Visibility decreased to the extent I could not see the end of the garden and by the time I got indoors I was absolutely drenched to the skin, despite wearing a waterproof. Not much fun going home on the bus!

York Press:
Local photos give some idea of the scale of the rain.

Then Saturday arrived, and departed, all bright and sunny, which was lovely.

Today is the monsoon again, dark and raining like mad, so indoors, curled up with my gardening mags.

Time to read, make lists of interesting plants and places to go.

Wonder if the builder will turn up tomorrow?


Wednesday, 6 August 2014

Update on seeds

The seeds which I bought from Cottage Herbery in March

all germinated beautifully and as one may expect I had not enough planting space for them all.

trayful of small gorgeous wild blue chicory (Cichoricum Intybus) plants became part of a birthday gift to one of my friends for her to sow in her meadow area.

I know the sowing instructions said to set seed in situ but hey ho, some rules are just meant to be broken.

Besides, I wouldn't have had the enjoyment of raising them. 
My treat too!

She is however an expert plantswoman so they are in safe hands. I'm sure they'll all take and give a superb display. 

 The other plant she wanted was Lathyrus odorata 'Cuprani' so a small pot of these accompanied the wild chicory. 

Finally, a copy of Beth Chatto's Gravel Garden book 

Beth Chatto's Gravel Garden

completed the gift which I think will see her through for another year.

In my own garden the rest of the new plantings has taken a beating from aphid and caterpillar infestation.

Although the sweet peas and Nasturtium 'Indian Red'

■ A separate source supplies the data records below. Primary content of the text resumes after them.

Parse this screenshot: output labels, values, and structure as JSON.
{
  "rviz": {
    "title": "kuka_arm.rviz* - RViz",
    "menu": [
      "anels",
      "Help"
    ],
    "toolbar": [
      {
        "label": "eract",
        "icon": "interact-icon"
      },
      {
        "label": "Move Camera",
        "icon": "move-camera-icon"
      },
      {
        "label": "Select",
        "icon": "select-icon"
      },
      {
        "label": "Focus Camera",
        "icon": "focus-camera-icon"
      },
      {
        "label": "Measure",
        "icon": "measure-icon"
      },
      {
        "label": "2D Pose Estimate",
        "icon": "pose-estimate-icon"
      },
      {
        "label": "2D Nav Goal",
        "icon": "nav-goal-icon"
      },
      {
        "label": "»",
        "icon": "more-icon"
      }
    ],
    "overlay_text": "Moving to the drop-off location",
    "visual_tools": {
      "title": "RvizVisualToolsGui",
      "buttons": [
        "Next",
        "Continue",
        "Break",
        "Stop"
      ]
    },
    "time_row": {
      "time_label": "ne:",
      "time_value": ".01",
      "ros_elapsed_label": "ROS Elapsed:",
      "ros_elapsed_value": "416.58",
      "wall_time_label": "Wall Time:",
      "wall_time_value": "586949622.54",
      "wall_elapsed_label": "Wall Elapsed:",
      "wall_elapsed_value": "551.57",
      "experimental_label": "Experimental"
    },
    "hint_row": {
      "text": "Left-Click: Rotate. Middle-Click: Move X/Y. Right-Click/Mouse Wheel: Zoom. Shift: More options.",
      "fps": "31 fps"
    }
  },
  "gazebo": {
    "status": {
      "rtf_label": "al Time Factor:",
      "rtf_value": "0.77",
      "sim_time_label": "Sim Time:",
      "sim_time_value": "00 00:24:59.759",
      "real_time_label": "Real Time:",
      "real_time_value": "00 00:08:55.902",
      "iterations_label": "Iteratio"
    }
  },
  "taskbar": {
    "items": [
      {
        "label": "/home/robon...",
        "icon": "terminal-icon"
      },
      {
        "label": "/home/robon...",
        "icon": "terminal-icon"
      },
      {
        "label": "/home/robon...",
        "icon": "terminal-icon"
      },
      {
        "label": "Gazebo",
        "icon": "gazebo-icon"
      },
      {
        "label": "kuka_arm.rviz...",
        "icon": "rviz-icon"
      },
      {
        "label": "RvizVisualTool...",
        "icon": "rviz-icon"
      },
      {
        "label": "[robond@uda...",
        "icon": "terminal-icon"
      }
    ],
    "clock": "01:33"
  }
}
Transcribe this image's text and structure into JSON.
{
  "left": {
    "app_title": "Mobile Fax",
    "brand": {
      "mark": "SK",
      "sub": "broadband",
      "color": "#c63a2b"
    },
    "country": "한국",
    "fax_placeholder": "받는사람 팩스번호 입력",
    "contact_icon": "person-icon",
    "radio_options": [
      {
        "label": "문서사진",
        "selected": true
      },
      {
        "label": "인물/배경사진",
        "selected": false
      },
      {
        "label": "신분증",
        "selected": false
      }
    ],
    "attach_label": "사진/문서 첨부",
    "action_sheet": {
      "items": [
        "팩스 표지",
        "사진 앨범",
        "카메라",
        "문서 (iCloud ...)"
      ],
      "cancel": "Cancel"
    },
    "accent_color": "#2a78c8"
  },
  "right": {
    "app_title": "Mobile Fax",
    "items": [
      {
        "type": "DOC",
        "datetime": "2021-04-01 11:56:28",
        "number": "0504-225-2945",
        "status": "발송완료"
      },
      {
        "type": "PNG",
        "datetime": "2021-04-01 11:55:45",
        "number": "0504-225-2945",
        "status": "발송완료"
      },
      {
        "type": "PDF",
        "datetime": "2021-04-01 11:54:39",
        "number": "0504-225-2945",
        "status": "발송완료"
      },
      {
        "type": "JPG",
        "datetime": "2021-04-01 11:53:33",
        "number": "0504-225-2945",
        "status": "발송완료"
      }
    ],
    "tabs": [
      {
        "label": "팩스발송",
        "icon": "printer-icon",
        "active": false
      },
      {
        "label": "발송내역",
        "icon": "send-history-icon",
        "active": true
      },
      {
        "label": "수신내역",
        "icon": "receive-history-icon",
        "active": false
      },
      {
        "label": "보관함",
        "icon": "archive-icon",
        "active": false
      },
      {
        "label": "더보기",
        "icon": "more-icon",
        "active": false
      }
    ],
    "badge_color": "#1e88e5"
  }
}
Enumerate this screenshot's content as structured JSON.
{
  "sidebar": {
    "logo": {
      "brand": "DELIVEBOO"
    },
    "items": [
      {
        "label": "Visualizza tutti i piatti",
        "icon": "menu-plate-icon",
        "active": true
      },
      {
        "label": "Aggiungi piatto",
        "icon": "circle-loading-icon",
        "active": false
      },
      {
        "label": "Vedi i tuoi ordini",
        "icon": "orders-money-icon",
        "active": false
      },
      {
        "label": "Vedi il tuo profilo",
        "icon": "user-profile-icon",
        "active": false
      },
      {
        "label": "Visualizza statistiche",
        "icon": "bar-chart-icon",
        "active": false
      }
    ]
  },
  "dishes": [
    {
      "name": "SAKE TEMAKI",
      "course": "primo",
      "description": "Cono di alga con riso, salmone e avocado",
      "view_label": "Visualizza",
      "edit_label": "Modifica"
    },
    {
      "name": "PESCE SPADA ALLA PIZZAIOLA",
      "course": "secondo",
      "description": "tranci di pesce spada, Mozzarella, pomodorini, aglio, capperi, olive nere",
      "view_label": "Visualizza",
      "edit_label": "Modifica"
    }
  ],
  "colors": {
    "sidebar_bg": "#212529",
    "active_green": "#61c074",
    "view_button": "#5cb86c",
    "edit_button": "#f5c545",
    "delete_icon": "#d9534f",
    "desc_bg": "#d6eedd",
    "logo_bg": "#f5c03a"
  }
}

 have resisted the ravages I'm particularly worried about Mrs Cholmondeley who I think has come down with the dreaded clematis wilt.

Having taken the RHS advice to remove all infected foliage and destroy I have cut it back to the ground and hope it will recover. 

Counselling has been offered to my husband who chose the plant. 

Sunday, 3 August 2014

Tatton Park

Not been to Tatton Park for some years so decided this year to take a look.

Last Sunday was a super summer's day and with my planty minded friends we were determined to have a good day out.

For the first time I invested in a privileged parking ticket which at £5 was money well spent. We arrived, having left home at 7am, at 9.30am on the third row of cars just outside the Deer Park entrance. Magic!

There was plenty of staff to speed our way in and off we went.

My target was the show gardens all of which I managed to see by lunchtime.
A bit disappointing really with only one, Maggies Forest Garden, looking how I felt an RHS show garden should look. It had a strong design, good use of the space and a cohesive planting scheme.

It was well executed and planted and deserved the Best Show Garden.

Although surrounded by lots of people you could feel the calmness and comfort exuding from this space and joy of joys, it included a green roof.

Staged planting in raised beds and a window to look out of or in through gave this garden great flexibility of use.

 The soothing notes of the water course added to the ambience.

Really liked this garden.

The rest I found a little uninspiring and on occasion downright mediocre.

But a great carnival atmosphere prevailed and with the sunshine ensured that everyone had a good day out.

Especially the folk who staggered out with plants at the sell off!